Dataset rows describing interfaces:
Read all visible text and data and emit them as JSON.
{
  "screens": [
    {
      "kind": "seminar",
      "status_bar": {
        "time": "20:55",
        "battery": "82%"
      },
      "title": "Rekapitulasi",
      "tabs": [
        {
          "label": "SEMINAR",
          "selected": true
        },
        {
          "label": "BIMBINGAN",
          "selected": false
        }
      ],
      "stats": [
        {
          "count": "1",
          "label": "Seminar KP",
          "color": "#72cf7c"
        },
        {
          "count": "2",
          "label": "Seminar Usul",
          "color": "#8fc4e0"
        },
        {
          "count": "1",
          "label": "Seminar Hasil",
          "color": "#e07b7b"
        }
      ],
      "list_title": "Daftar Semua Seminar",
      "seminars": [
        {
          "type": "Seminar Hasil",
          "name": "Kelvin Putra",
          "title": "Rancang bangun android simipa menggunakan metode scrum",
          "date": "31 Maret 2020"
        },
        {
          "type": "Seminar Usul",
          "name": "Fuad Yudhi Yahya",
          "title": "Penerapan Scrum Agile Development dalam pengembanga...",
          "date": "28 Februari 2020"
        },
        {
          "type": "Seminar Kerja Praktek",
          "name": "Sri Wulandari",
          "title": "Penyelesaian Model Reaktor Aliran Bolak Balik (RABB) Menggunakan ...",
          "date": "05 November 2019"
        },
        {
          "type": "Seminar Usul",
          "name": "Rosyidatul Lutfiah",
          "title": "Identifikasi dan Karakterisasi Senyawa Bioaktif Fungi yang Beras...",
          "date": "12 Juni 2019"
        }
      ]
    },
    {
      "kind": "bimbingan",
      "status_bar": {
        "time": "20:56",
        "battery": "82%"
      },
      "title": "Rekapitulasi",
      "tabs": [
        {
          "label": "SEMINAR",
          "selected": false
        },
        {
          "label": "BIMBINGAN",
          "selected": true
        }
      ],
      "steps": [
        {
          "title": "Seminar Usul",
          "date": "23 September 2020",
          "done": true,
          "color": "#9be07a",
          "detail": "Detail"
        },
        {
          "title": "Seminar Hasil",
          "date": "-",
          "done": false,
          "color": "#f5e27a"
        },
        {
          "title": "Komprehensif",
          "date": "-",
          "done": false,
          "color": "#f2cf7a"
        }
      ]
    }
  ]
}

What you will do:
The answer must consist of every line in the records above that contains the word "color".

Reply to the task:
          "color": "#72cf7c"
          "color": "#8fc4e0"
          "color": "#e07b7b"
          "color": "#9be07a",
          "color": "#f5e27a"
          "color": "#f2cf7a"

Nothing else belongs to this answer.